To compound matters, the U.S. luxury tier saw an unprecedented 8,000 new rooms added in 2009, an increase of about 8.9 percent, according to Smith Travel Research. This contributed to an overall occupancy drop of 8.7 percent.

Ritz-Carlton spokesperson Vivian Deuschl said in the case of Lake Las Vegas, the property faced not only the bad economy but also the double whammy perception that both luxury properties and popular leisure destinations should be off limits for corporate meeting purposes. In Las Vegas, average rates fell 22 percent and occupancy dropped 4.5 percent year-over-year in 2009, according to the Las Vegas Convention and Visitors Authority.

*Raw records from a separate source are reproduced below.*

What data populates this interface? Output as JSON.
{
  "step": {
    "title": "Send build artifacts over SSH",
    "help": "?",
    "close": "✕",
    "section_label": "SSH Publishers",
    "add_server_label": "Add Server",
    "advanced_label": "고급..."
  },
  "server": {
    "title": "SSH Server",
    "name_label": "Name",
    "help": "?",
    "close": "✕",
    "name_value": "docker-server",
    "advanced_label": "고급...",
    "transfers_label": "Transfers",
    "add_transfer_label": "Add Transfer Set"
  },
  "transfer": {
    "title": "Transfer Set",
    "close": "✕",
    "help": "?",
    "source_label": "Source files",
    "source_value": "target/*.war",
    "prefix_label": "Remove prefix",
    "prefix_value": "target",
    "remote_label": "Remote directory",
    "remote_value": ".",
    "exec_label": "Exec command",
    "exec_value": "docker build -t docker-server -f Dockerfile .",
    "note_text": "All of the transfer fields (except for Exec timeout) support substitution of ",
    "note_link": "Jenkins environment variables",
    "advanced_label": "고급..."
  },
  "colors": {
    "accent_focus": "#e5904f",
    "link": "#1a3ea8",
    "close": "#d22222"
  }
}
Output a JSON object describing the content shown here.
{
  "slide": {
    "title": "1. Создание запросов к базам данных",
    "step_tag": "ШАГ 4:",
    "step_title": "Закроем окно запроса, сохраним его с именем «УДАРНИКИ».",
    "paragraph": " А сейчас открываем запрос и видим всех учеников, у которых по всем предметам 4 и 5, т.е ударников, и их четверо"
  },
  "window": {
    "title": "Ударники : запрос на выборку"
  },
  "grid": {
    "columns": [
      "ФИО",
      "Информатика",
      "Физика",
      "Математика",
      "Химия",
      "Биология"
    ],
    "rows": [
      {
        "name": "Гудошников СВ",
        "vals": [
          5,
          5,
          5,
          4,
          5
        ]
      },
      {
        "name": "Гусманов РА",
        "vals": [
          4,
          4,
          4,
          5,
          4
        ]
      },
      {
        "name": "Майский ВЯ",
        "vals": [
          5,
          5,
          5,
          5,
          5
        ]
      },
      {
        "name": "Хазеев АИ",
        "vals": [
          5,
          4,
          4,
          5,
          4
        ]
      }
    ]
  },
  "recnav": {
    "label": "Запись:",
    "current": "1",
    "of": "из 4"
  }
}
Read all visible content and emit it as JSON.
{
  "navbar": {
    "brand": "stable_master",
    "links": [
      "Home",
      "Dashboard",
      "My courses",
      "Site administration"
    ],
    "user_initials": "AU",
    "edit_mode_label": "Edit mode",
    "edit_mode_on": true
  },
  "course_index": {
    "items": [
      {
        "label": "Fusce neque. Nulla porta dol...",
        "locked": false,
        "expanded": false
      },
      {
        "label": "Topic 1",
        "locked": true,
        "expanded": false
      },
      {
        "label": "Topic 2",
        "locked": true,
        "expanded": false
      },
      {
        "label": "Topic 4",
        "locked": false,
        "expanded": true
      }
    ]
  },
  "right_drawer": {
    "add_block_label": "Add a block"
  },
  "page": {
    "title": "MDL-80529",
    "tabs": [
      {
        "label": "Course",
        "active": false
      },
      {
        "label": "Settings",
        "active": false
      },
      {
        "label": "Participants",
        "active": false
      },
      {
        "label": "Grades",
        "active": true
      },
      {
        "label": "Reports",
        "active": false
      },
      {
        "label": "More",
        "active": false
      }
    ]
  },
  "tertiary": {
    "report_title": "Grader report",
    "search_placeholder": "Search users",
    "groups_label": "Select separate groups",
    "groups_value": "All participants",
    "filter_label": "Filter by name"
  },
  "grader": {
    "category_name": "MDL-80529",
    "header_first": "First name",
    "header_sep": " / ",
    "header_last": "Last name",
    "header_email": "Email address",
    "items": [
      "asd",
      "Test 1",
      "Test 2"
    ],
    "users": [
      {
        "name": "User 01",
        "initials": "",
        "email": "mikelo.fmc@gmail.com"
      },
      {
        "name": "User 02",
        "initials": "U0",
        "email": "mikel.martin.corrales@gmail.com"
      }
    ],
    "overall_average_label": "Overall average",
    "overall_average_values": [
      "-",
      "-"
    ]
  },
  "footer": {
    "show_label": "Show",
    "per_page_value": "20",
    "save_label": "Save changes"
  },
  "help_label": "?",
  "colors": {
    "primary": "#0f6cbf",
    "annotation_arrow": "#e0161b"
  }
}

Some meeting planners have told MeetingNews that they've been instructed to pass on luxury properties even when they can get better deals there than at lower-profile upper upscale properties.

"2009 was the most challenging year our company has had to face," Deuschl said. "We lost a tremendous amount of business that was our core. They were even willing to pay huge penalties to avoid having meetings that were actually planned, sometimes as much as it would have cost to have the actual meeting."

Marriott International in February reported that Ritz-Carlton in 2009 had the steepest year-over-year drops in revenue per available room and average daily rate of all its brands. RevPAR for comparable system-wide North American properties dropped by 23.1 percent compared with 2008, and average daily rate dropped by 14.9 percent to $280.76. Its rates fared slightly better than the U.S. luxury tier overall, which saw rates plummet by 16.3 percent in 2009, Smith Travel Research reported.

NYU's Hanson said the troubled real estate market is compounding financial difficulties for newer luxury properties with residential components. "In many cases, these hotels' models had depended on a residential component to subsidize the hotel development costs," according to Hanson.

Luxury properties' ancillary services also have taken a hit. Deuschl said many corporate planners who had traditionally included golf and spa services changed to a pay-as-you-go format, cutting revenues.

Luxury hotel spas in 2009 actually showed a slight increase in treatment room utilization compared with 2008, thanks in part to a fourth-quarter resurgence in activity, according to Smith Travel Research. At the same time, luxury hotel spas cut treatment rates by 4.5 percent compared with 2008.

While most luxury properties are reluctant to slash room rates, knowing it would be difficult to raise them again after a recovery, they are offering unprecedented group packages. Ritz-Carlton, for example, has thrown in deals like free nights and free Internet usage, which it has not done before, Deuschl said. The company also is including social responsibility components in meetings, replacing recreational activity with work at orphanages or wildlife preserves, she said.

"We've had to be extremely creative with planners and bosses, and our salespeople had to work twice as hard to attract new meetings while retaining what they were losing," Deuschl said.

Luxury hoteliers also said they see a few positive signs this year. Smith Travel Research expects U.S. hotel industry stabilization this year to begin at the top tiers, and the luxury tier was the only one to see a year-over-year increase in occupancy during the fourth quarter of 2009. Christie Hicks, senior vice president of global sales at Starwood Hotels & Resorts, reported strong group booking performance in December and a good up-tick in activity during the first weeks of this year, indicating pent-up demand.

"We are seeing some good luxury bookings on both an individual and group basis," Hicks said. "People still like to take care of themselves."

Deuschl, meanwhile, said Ritz-Carlton continues to forge ahead. It opened the first luxury hotel property in Charlotte, N.C., late last year, recently opened its Dove Mountain Luxury Resort in Tucson, Ariz., and has openings slated this year in Dubai, Shanghai, Toronto, Los Angeles and Hong Kong, where Ritz-Carlton will open the tallest hotel in the world.

Originally published March 1, 2010